▶ [Task item]: List each line of the data that holds the string "this".

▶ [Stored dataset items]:
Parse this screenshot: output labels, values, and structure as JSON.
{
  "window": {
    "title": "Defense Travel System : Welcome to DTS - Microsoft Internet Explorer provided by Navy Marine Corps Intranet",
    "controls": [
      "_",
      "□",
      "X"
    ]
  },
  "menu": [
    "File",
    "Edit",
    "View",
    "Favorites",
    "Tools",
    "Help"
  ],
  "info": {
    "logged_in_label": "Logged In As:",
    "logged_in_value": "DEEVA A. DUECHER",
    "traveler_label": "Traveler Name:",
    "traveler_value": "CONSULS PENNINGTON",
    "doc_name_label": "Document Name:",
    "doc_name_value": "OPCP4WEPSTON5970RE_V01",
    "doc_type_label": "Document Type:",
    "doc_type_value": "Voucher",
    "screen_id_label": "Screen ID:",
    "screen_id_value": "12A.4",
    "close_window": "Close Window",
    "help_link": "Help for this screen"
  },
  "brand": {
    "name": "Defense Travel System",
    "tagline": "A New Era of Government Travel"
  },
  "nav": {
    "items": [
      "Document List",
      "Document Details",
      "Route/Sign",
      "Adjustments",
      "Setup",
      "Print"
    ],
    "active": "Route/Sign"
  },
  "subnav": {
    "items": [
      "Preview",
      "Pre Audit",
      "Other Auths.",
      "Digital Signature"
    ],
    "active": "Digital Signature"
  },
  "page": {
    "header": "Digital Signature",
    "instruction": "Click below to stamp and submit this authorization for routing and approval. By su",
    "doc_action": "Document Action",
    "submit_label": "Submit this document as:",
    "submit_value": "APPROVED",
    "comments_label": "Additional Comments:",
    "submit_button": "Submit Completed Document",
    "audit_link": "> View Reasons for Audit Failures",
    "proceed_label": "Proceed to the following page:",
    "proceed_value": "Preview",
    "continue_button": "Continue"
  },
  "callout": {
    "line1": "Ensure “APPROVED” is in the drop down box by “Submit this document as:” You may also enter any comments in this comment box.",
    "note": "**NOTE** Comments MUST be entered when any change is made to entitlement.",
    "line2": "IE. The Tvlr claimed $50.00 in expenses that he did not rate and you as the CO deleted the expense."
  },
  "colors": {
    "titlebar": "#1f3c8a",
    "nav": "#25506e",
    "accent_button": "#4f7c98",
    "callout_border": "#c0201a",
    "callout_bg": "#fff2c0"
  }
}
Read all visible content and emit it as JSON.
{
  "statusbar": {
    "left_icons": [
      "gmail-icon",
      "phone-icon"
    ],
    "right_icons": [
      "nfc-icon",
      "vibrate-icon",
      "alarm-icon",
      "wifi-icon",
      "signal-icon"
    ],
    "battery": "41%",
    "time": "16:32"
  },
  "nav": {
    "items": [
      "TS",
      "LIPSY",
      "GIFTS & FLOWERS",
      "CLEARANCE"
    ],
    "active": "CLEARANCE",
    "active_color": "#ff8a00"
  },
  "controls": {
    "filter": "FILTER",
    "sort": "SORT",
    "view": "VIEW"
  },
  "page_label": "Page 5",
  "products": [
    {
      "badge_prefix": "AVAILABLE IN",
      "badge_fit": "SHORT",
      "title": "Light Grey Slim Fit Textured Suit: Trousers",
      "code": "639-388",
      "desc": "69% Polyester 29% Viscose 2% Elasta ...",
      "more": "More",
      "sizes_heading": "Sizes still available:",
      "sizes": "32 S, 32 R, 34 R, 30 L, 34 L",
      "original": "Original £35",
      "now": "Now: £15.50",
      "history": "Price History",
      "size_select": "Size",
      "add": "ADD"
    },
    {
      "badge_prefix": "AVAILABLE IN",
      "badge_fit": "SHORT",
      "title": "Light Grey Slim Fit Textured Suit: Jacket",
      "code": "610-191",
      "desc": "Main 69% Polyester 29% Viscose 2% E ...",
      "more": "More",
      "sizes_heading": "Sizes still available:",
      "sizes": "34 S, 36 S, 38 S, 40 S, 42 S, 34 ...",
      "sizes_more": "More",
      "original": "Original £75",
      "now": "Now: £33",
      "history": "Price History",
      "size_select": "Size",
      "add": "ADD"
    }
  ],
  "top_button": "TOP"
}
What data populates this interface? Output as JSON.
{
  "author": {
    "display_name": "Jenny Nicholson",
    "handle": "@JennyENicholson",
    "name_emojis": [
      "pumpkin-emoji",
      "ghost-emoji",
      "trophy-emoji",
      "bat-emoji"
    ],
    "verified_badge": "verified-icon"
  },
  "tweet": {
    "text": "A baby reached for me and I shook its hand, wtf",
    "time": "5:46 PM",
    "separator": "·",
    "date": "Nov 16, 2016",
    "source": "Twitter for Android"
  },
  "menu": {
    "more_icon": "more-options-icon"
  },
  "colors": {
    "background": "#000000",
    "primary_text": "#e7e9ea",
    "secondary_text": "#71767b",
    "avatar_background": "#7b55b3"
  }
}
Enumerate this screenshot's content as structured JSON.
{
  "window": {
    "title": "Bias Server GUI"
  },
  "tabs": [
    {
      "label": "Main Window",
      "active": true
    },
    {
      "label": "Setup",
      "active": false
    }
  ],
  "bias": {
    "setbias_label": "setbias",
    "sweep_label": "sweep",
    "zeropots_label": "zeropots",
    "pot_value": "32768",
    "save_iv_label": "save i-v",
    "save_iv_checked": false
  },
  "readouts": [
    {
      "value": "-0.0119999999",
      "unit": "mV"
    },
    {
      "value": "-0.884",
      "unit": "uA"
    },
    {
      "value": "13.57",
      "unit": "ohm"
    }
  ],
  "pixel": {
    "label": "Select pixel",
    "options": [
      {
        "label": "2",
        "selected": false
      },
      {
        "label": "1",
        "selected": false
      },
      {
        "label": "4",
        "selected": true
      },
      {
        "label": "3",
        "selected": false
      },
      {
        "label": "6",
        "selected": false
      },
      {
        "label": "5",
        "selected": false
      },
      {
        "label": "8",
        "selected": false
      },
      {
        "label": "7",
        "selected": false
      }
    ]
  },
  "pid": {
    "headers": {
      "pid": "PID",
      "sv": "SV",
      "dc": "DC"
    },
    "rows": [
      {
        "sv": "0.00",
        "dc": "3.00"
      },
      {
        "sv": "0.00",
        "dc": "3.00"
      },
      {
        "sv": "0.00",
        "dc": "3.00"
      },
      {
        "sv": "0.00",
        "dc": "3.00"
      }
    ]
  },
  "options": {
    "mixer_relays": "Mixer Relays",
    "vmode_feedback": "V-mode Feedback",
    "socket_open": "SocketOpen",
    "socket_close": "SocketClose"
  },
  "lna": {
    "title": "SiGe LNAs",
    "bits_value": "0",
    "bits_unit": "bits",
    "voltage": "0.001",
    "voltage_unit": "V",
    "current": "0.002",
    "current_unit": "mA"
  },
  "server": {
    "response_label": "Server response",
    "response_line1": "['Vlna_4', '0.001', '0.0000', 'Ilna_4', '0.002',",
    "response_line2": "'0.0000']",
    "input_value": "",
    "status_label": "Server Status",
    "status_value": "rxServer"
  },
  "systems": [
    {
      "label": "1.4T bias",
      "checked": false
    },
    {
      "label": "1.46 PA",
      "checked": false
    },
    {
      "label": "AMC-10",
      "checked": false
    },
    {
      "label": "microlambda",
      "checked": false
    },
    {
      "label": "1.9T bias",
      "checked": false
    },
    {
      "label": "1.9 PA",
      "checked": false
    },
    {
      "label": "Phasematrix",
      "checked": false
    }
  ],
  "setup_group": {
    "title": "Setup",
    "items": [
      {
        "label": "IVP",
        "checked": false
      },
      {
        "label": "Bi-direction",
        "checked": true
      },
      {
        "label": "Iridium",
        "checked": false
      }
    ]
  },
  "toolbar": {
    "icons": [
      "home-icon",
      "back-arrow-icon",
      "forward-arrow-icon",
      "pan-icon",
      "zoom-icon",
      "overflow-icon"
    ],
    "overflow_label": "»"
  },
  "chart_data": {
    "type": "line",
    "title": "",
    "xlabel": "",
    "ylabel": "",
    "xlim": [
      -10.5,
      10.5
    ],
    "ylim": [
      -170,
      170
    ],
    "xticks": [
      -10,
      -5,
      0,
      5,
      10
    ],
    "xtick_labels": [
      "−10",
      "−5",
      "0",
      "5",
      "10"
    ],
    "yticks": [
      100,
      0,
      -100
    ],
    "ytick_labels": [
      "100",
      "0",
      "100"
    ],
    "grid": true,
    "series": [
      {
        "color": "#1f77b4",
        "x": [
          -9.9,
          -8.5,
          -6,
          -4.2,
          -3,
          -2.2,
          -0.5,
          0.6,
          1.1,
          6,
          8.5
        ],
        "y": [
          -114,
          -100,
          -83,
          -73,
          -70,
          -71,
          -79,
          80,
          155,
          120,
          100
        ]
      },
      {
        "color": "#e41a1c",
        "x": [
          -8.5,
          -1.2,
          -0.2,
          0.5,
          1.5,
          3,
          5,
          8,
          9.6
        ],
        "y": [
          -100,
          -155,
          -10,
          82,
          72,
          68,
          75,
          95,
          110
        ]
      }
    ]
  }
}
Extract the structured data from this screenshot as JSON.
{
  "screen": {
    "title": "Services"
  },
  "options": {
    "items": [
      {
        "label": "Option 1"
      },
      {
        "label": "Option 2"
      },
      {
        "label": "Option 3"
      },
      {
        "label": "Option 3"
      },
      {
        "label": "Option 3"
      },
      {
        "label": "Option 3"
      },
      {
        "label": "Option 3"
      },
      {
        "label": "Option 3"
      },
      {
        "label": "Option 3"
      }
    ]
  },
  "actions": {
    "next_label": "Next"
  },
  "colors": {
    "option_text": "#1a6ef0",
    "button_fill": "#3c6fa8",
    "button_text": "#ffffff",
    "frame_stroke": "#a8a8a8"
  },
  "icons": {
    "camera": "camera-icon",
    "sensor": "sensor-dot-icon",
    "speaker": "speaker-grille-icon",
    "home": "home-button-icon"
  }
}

▶ [Completed exercise]:
Parse this screenshot: output labels, values, and structure as JSON.
    "help_link": "Help for this screen"
    "instruction": "Click below to stamp and submit this authorization for routing and approval. By su",
    "submit_label": "Submit this document as:",
    "line1": "Ensure “APPROVED” is in the drop down box by “Submit this document as:” You may also enter any comments in this comment box.",
What data populates this interface? Output as JSON.
Enumerate this screenshot's content as structured JSON.
Extract the structured data from this screenshot as JSON.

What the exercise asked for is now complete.